5 Hard-to-Kill Plants for Outdoor Rooms

To create an effective transition between your garden and your house, you need to think about your outdoor room with a combination of landscaping and interior decorating strategies in mind.

As far as the link between the house and outdoors is concerned, you can borrow colours and styles from the main rooms. By reinterpreting them with different textures in the fabrics you use and less formal pieces in whicker or rustic timber, you can achieve an effective indoor/outdoor aesthetic.

Once you have your furniture and accessories worked out, you need to bring the garden into the space as well. There is a wealth of plants to choose from to create many different effects.

Worried about the look, and the looking after?

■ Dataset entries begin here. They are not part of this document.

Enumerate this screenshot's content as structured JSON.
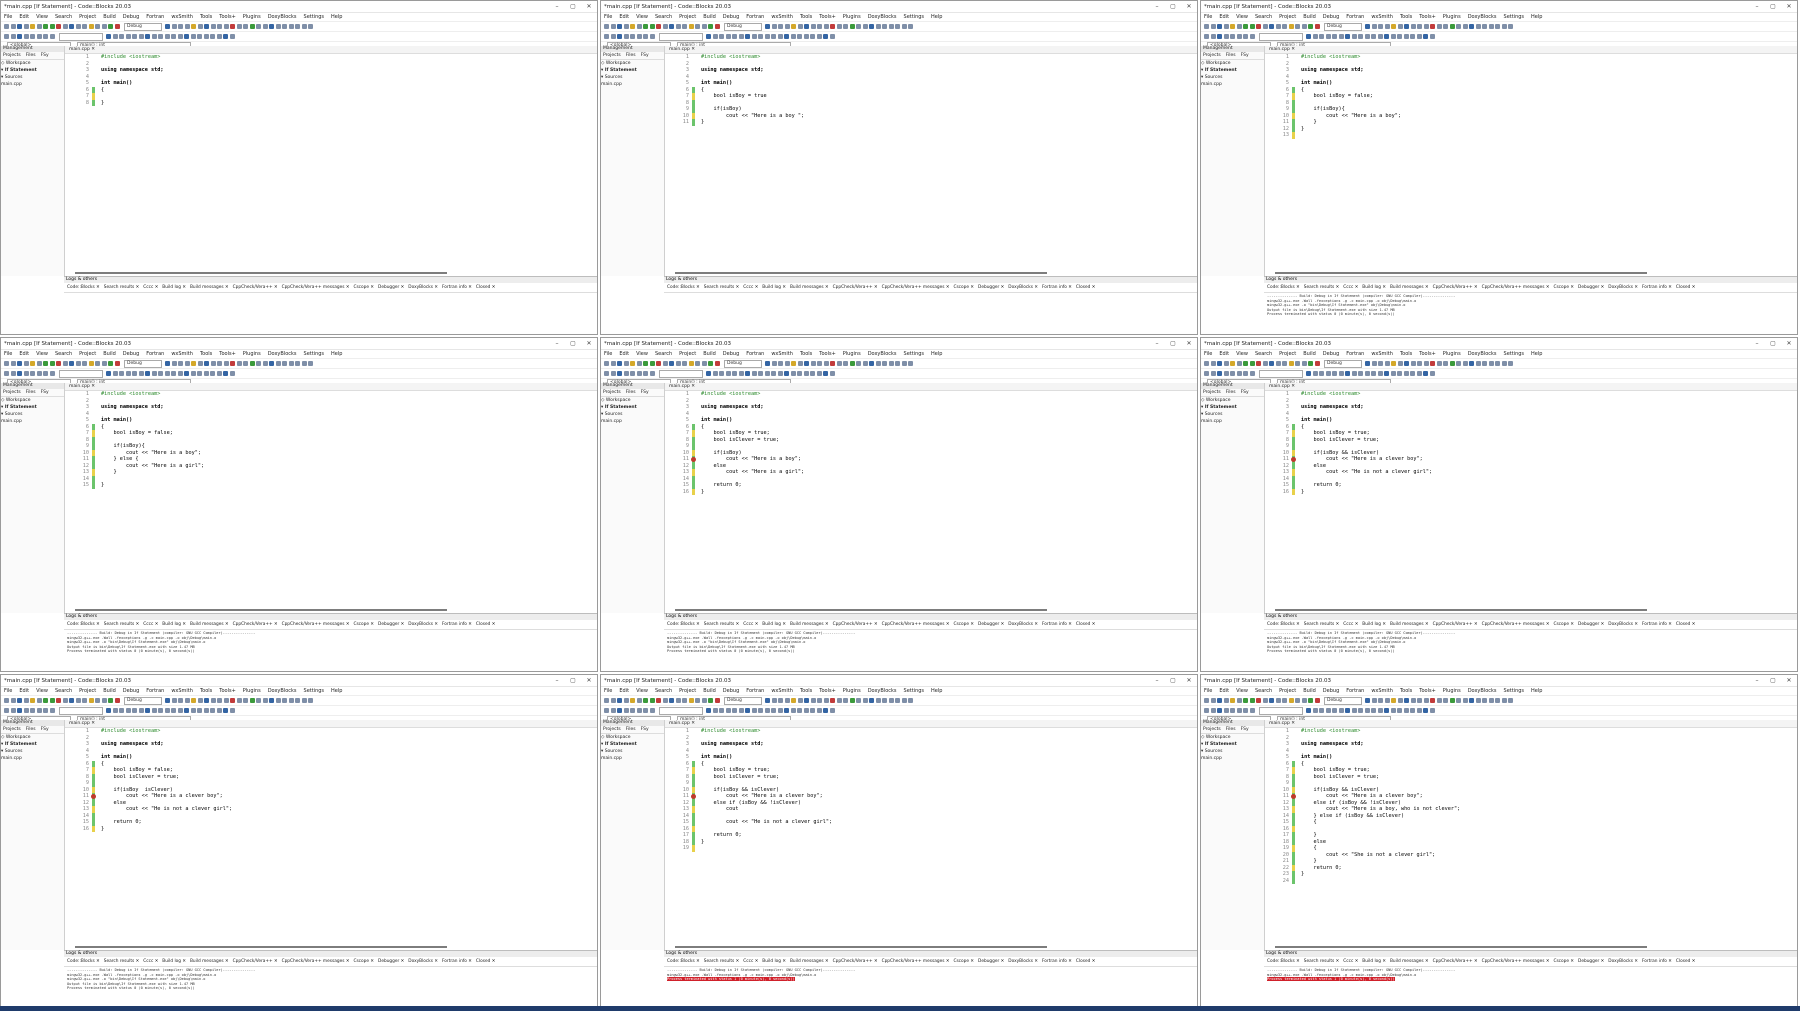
{
  "title": "*main.cpp [If Statement] - Code::Blocks 20.03",
  "menu": [
    "File",
    "Edit",
    "View",
    "Search",
    "Project",
    "Build",
    "Debug",
    "Fortran",
    "wxSmith",
    "Tools",
    "Tools+",
    "Plugins",
    "DoxyBlocks",
    "Settings",
    "Help"
  ],
  "build_target": "Debug",
  "scope": "<global>",
  "function_scope": "main() : int",
  "management": {
    "header": "Management",
    "tabs": [
      "Projects",
      "Files",
      "FSy"
    ],
    "workspace": "Workspace",
    "project": "If Statement",
    "sources_folder": "Sources",
    "file": "main.cpp"
  },
  "editor_tab": "main.cpp",
  "logs_header": "Logs & others",
  "log_tabs": [
    "Code::Blocks",
    "Search results",
    "Cccc",
    "Build log",
    "Build messages",
    "CppCheck/Vera++",
    "CppCheck/Vera++ messages",
    "Cscope",
    "Debugger",
    "DoxyBlocks",
    "Fortran info",
    "Closed"
  ],
  "build_ok_log": [
    "-------------- Build: Debug in If Statement (compiler: GNU GCC Compiler)---------------",
    "mingw32-g++.exe -Wall -fexceptions -g -c main.cpp -o obj\\Debug\\main.o",
    "mingw32-g++.exe -o \"bin\\Debug\\If Statement.exe\" obj\\Debug\\main.o",
    "Output file is bin\\Debug\\If Statement.exe with size 1.47 MB",
    "Process terminated with status 0 (0 minute(s), 0 second(s))"
  ],
  "build_err_log": [
    "-------------- Build: Debug in If Statement (compiler: GNU GCC Compiler)---------------",
    "mingw32-g++.exe -Wall -fexceptions -g -c main.cpp -o obj\\Debug\\main.o",
    "Process terminated with status 1 (0 minute(s), 0 second(s))"
  ],
  "err_line": "Process terminated with status 1 (0 minute(s), 0 second(s))",
  "windows": [
    {
      "lines": [
        "#include <iostream>",
        "",
        "using namespace std;",
        "",
        "int main()",
        "{",
        "",
        "}"
      ],
      "log": "",
      "err": false
    },
    {
      "lines": [
        "#include <iostream>",
        "",
        "using namespace std;",
        "",
        "int main()",
        "{",
        "    bool isBoy = true",
        "",
        "    if(isBoy)",
        "        cout << \"Here is a boy \";",
        "}"
      ],
      "log": "",
      "err": false
    },
    {
      "lines": [
        "#include <iostream>",
        "",
        "using namespace std;",
        "",
        "int main()",
        "{",
        "    bool isBoy = false;",
        "",
        "    if(isBoy){",
        "        cout << \"Here is a boy\";",
        "    }",
        "}",
        ""
      ],
      "log": "ok",
      "err": false
    },
    {
      "lines": [
        "#include <iostream>",
        "",
        "using namespace std;",
        "",
        "int main()",
        "{",
        "    bool isBoy = false;",
        "",
        "    if(isBoy){",
        "        cout << \"Here is a boy\";",
        "    } else {",
        "        cout << \"Here is a girl\";",
        "    }",
        "",
        "}"
      ],
      "log": "ok",
      "err": false
    },
    {
      "lines": [
        "#include <iostream>",
        "",
        "using namespace std;",
        "",
        "int main()",
        "{",
        "    bool isBoy = true;",
        "    bool isClever = true;",
        "",
        "    if(isBoy)",
        "        cout << \"Here is a boy\";",
        "    else",
        "        cout << \"Here is a girl\";",
        "",
        "    return 0;",
        "}"
      ],
      "log": "ok",
      "err": false
    },
    {
      "lines": [
        "#include <iostream>",
        "",
        "using namespace std;",
        "",
        "int main()",
        "{",
        "    bool isBoy = true;",
        "    bool isClever = true;",
        "",
        "    if(isBoy && isClever)",
        "        cout << \"Here is a clever boy\";",
        "    else",
        "        cout << \"He is not a clever girl\";",
        "",
        "    return 0;",
        "}"
      ],
      "log": "ok",
      "err": false
    },
    {
      "lines": [
        "#include <iostream>",
        "",
        "using namespace std;",
        "",
        "int main()",
        "{",
        "    bool isBoy = false;",
        "    bool isClever = true;",
        "",
        "    if(isBoy  isClever)",
        "        cout << \"Here is a clever boy\";",
        "    else",
        "        cout << \"He is not a clever girl\";",
        "",
        "    return 0;",
        "}"
      ],
      "log": "ok",
      "err": false
    },
    {
      "lines": [
        "#include <iostream>",
        "",
        "using namespace std;",
        "",
        "int main()",
        "{",
        "    bool isBoy = true;",
        "    bool isClever = true;",
        "",
        "    if(isBoy && isClever)",
        "        cout << \"Here is a clever boy\";",
        "    else if (isBoy && !isClever)",
        "        cout",
        "",
        "        cout << \"He is not a clever girl\";",
        "",
        "    return 0;",
        "}",
        ""
      ],
      "log": "err",
      "err": true
    },
    {
      "lines": [
        "#include <iostream>",
        "",
        "using namespace std;",
        "",
        "int main()",
        "{",
        "    bool isBoy = true;",
        "    bool isClever = true;",
        "",
        "    if(isBoy && isClever)",
        "        cout << \"Here is a clever boy\";",
        "    else if (isBoy && !isClever)",
        "        cout << \"Here is a boy, who is not clever\";",
        "    } else if (isBoy && isClever)",
        "    {",
        "",
        "    }",
        "    else",
        "    {",
        "        cout << \"She is not a clever girl\";",
        "    }",
        "    return 0;",
        "}",
        ""
      ],
      "log": "err",
      "err": true
    }
  ]
}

Don’t be. The basic elements that result in a successful garden outdoors are the same when you’re ‘landscaping’ indoors. You need a variety of height, colour and texture, without it getting too busy. You also need tough specimens that will be forgiving. The following five plants are tough, happy indoors, and mostly require minimal care.

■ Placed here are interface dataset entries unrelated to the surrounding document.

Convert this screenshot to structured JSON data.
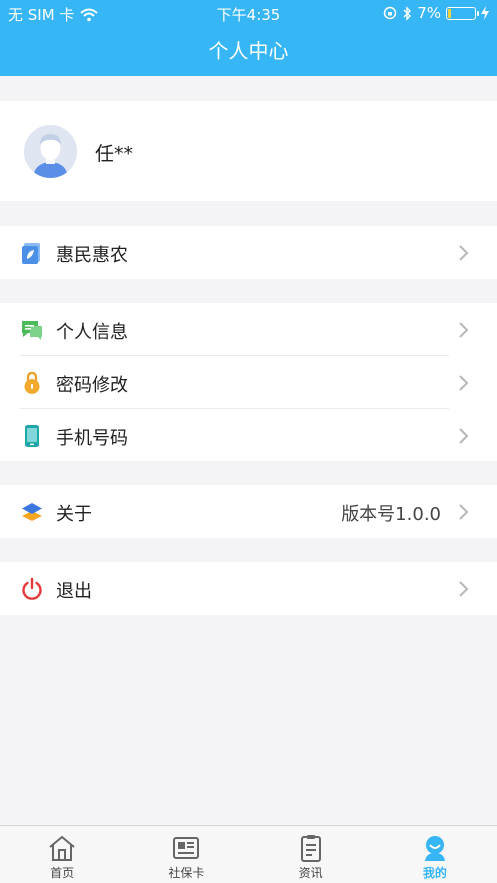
{
  "status_bar": {
    "carrier": "无 SIM 卡",
    "time": "下午4:35",
    "battery": "7%",
    "battery_level": 0.07
  },
  "header": {
    "title": "个人中心"
  },
  "profile": {
    "name": "任**"
  },
  "menu": {
    "huimin": "惠民惠农",
    "personal_info": "个人信息",
    "password": "密码修改",
    "phone": "手机号码",
    "about": "关于",
    "version": "版本号1.0.0",
    "logout": "退出"
  },
  "tabs": [
    {
      "label": "首页",
      "icon": "home-icon"
    },
    {
      "label": "社保卡",
      "icon": "card-icon"
    },
    {
      "label": "资讯",
      "icon": "news-icon"
    },
    {
      "label": "我的",
      "icon": "profile-icon",
      "active": true
    }
  ],
  "colors": {
    "accent": "#37b6f6",
    "logout": "#e5393b"
  }
}
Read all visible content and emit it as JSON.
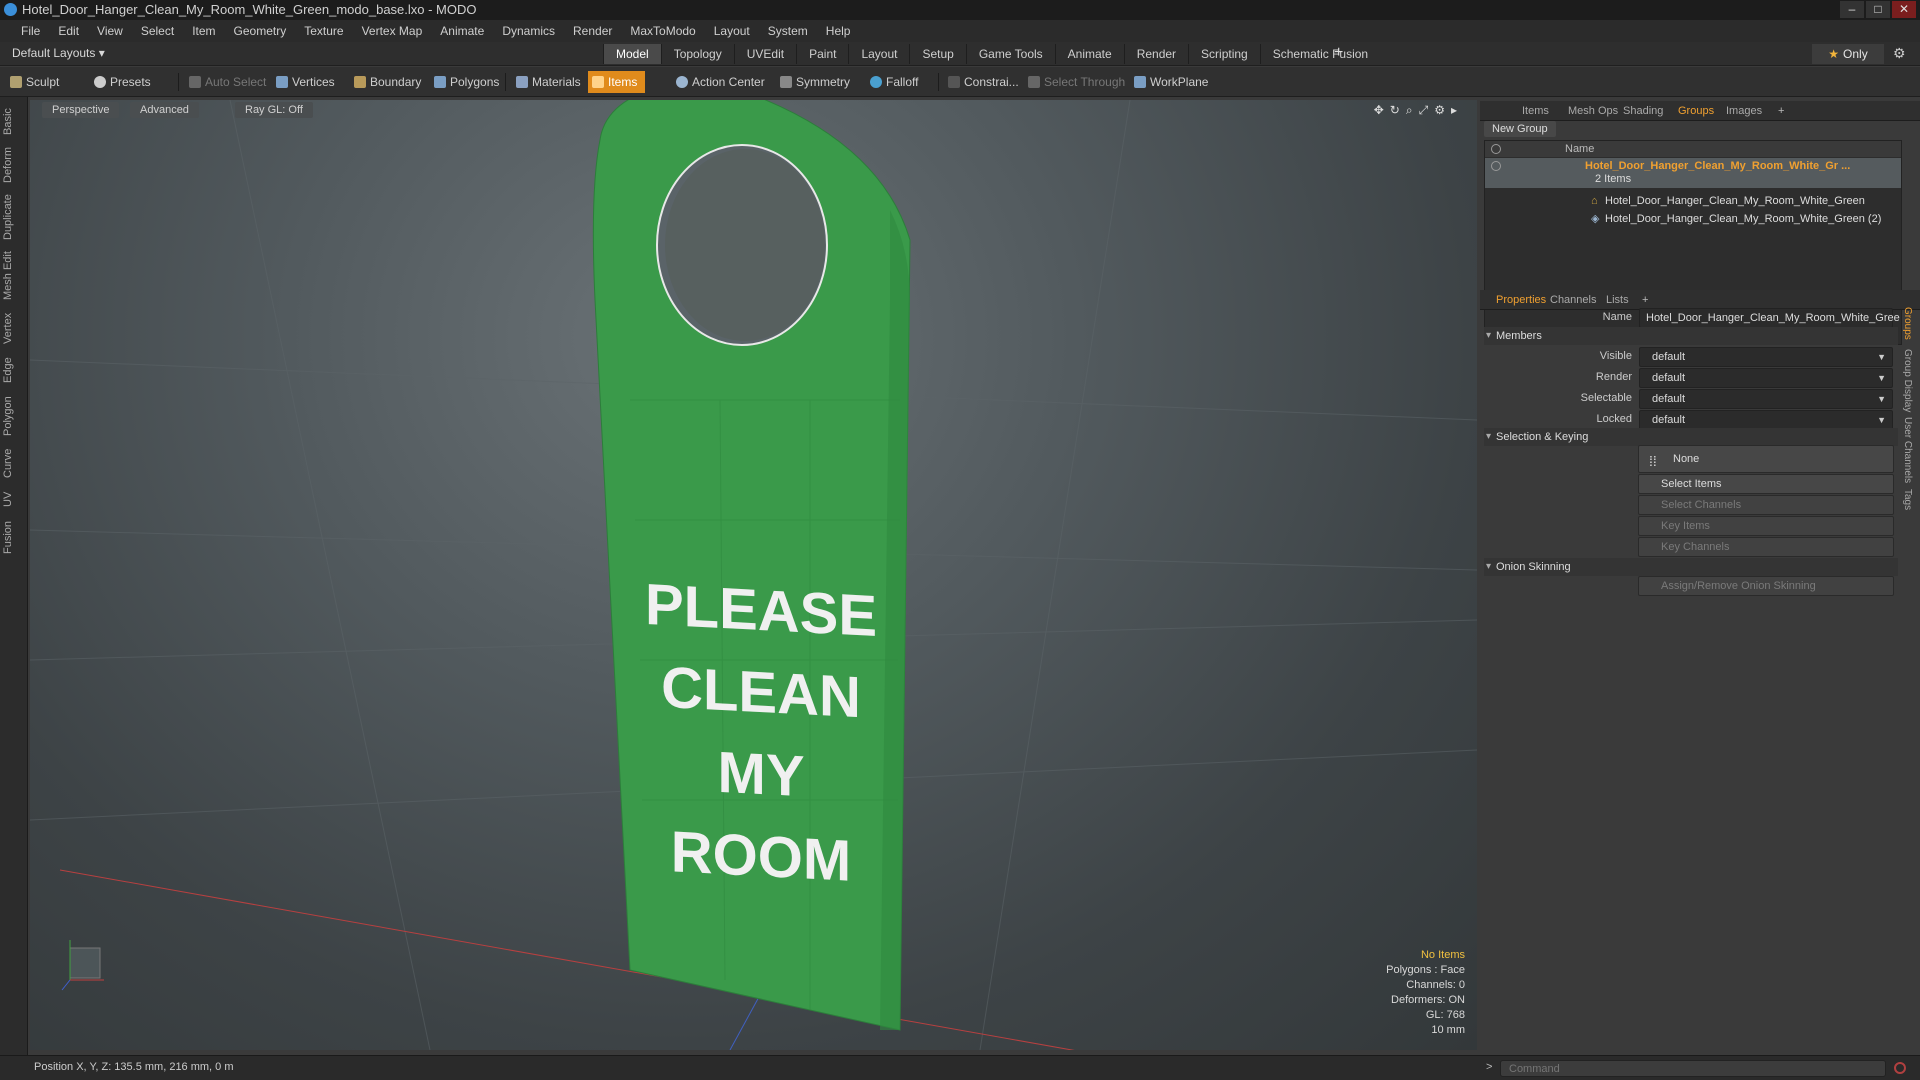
{
  "window": {
    "title": "Hotel_Door_Hanger_Clean_My_Room_White_Green_modo_base.lxo - MODO"
  },
  "menu": [
    "File",
    "Edit",
    "View",
    "Select",
    "Item",
    "Geometry",
    "Texture",
    "Vertex Map",
    "Animate",
    "Dynamics",
    "Render",
    "MaxToModo",
    "Layout",
    "System",
    "Help"
  ],
  "layouts": {
    "label": "Default Layouts ▾"
  },
  "layout_tabs": [
    "Model",
    "Topology",
    "UVEdit",
    "Paint",
    "Layout",
    "Setup",
    "Game Tools",
    "Animate",
    "Render",
    "Scripting",
    "Schematic Fusion"
  ],
  "only_label": "Only",
  "toolbar": {
    "sculpt": "Sculpt",
    "presets": "Presets",
    "auto_select": "Auto Select",
    "vertices": "Vertices",
    "boundary": "Boundary",
    "polygons": "Polygons",
    "materials": "Materials",
    "items": "Items",
    "action_center": "Action Center",
    "symmetry": "Symmetry",
    "falloff": "Falloff",
    "constraints": "Constrai...",
    "select_through": "Select Through",
    "workplane": "WorkPlane"
  },
  "left_tabs": [
    "Basic",
    "Deform",
    "Duplicate",
    "Mesh Edit",
    "Vertex",
    "Edge",
    "Polygon",
    "Curve",
    "UV",
    "Fusion"
  ],
  "viewport": {
    "perspective": "Perspective",
    "advanced": "Advanced",
    "raygl": "Ray GL: Off",
    "sign_lines": [
      "PLEASE",
      "CLEAN",
      "MY",
      "ROOM"
    ],
    "info": {
      "no_items": "No Items",
      "polygons": "Polygons : Face",
      "channels": "Channels: 0",
      "deformers": "Deformers: ON",
      "gl": "GL: 768",
      "scale": "10 mm"
    }
  },
  "panel_tabs_top": [
    "Items",
    "Mesh Ops",
    "Shading",
    "Groups",
    "Images"
  ],
  "groups": {
    "new_group": "New Group",
    "name_header": "Name",
    "group_name": "Hotel_Door_Hanger_Clean_My_Room_White_Gr ...",
    "count": "2 Items",
    "children": [
      "Hotel_Door_Hanger_Clean_My_Room_White_Green",
      "Hotel_Door_Hanger_Clean_My_Room_White_Green (2)"
    ]
  },
  "panel_tabs_bottom": [
    "Properties",
    "Channels",
    "Lists"
  ],
  "properties": {
    "name_label": "Name",
    "name_value": "Hotel_Door_Hanger_Clean_My_Room_White_Gree",
    "members": "Members",
    "visible_label": "Visible",
    "visible": "default",
    "render_label": "Render",
    "render": "default",
    "selectable_label": "Selectable",
    "selectable": "default",
    "locked_label": "Locked",
    "locked": "default",
    "selection_keying": "Selection & Keying",
    "none": "None",
    "select_items": "Select Items",
    "select_channels": "Select Channels",
    "key_items": "Key Items",
    "key_channels": "Key Channels",
    "onion": "Onion Skinning",
    "assign_onion": "Assign/Remove Onion Skinning"
  },
  "side_tabs": [
    "Groups",
    "Group Display",
    "User Channels",
    "Tags"
  ],
  "status": {
    "position": "Position X, Y, Z:  135.5 mm, 216 mm, 0 m",
    "command_placeholder": "Command"
  },
  "colors": {
    "accent": "#e08b1c",
    "sign_green": "#3a9a4a",
    "highlight_text": "#f0a030"
  }
}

1. Peace Lily – This popular plant likes medium to low light, and prefers to be under-watered. It comes in both miniature and full-sized varieties, with new hybrids offering flowers in pink to red shades, as well as the original white.

2. Mother-in-Law’s Tongue – or Snake Plant. The strong vertical growth and variegated leaves create a strong sculptural effect, particularly with massed plants. It likes low light, watering every two to three weeks, and will be quite happy pot-bound.

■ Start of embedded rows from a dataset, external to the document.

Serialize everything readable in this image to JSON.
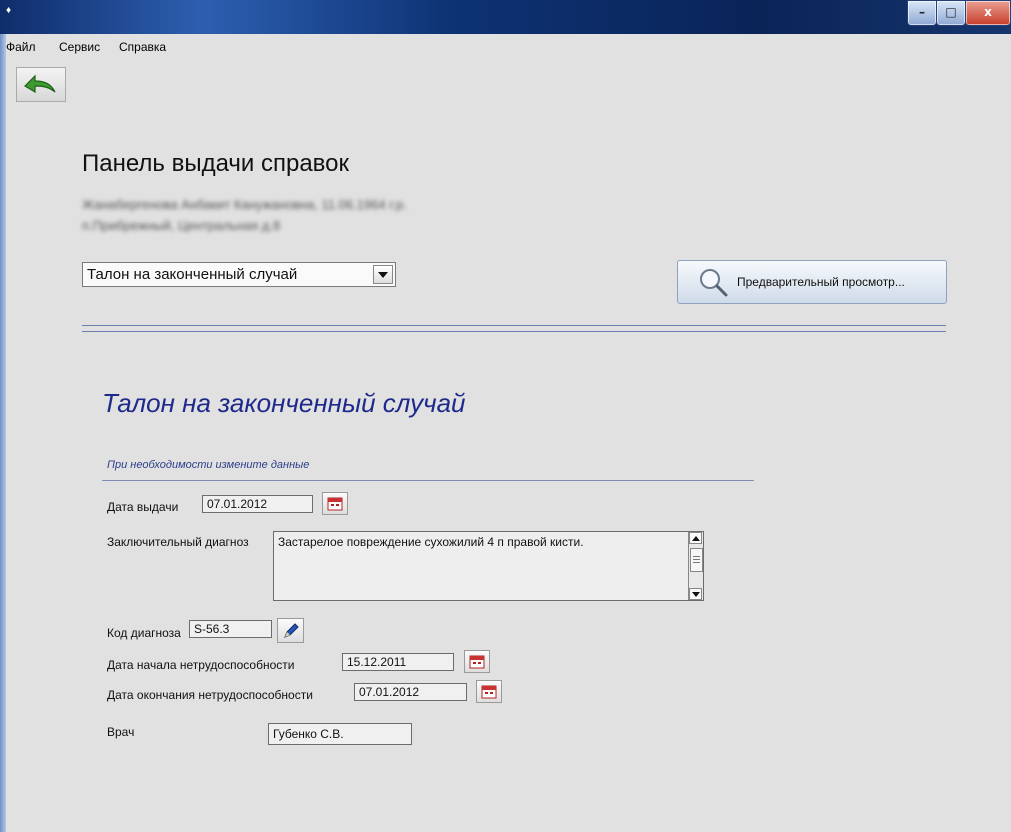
{
  "menu": [
    "Файл",
    "Сервис",
    "Справка"
  ],
  "header": {
    "title": "Панель выдачи справок",
    "patient_line1": "Жанабергенова Анбакит Канужановна, 11.06.1964 г.р.",
    "patient_line2": "п.Прибрежный, Центральная д.8"
  },
  "document_select": {
    "value": "Талон на законченный случай"
  },
  "preview_button": {
    "label": "Предварительный просмотр..."
  },
  "form": {
    "title": "Талон на законченный случай",
    "hint": "При необходимости измените данные",
    "issue_date": {
      "label": "Дата выдачи",
      "value": "07.01.2012"
    },
    "final_diagnosis": {
      "label": "Заключительный диагноз",
      "value": "Застарелое повреждение сухожилий 4 п правой кисти."
    },
    "diagnosis_code": {
      "label": "Код диагноза",
      "value": "S-56.3"
    },
    "disability_start": {
      "label": "Дата начала нетрудоспособности",
      "value": "15.12.2011"
    },
    "disability_end": {
      "label": "Дата окончания нетрудоспособности",
      "value": "07.01.2012"
    },
    "doctor": {
      "label": "Врач",
      "value": "Губенко С.В."
    }
  },
  "window_controls": {
    "minimize": "–",
    "maximize": "□",
    "close": "x"
  },
  "icons": {
    "back": "back-arrow-icon",
    "magnifier": "magnifier-icon",
    "calendar": "calendar-icon",
    "pencil": "pencil-icon"
  }
}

3. Devil’s Ivy – Another variegated plant, this one can be grown in a hanging container or trained up a post. It can put up with a lot of neglect, only needs watering once a week, and is happy in low light. It can be lightly pruned for bushier growth.

4. Dragon Tree – This taller plan is particularly good in contemporary spaces. It can get quite tall and makes an excellent statement plant. It likes a bright spot near a window, but only requires a monthly soak – and should be left to dry out between watering.

5. Umbrella Tree – This is a retro gem that was very popular in the 1970s and is now regaining favour. It comes in plain and variegated varieties, and there is also a miniature variety. It likes indirect sunlight and requires more water than the other four – water weekly and spray the leaves frequently to give it some humidity.

A selection of these plants can offer you contrast and textures to create a lush environment in larger outdoor rooms. Alternatively, a single large specimen in a smaller space can create a focal point. Matching the style of plants in your outdoor room with your interior décor and landscaping will help you create a seamless transition between your house and garden.

22 June 15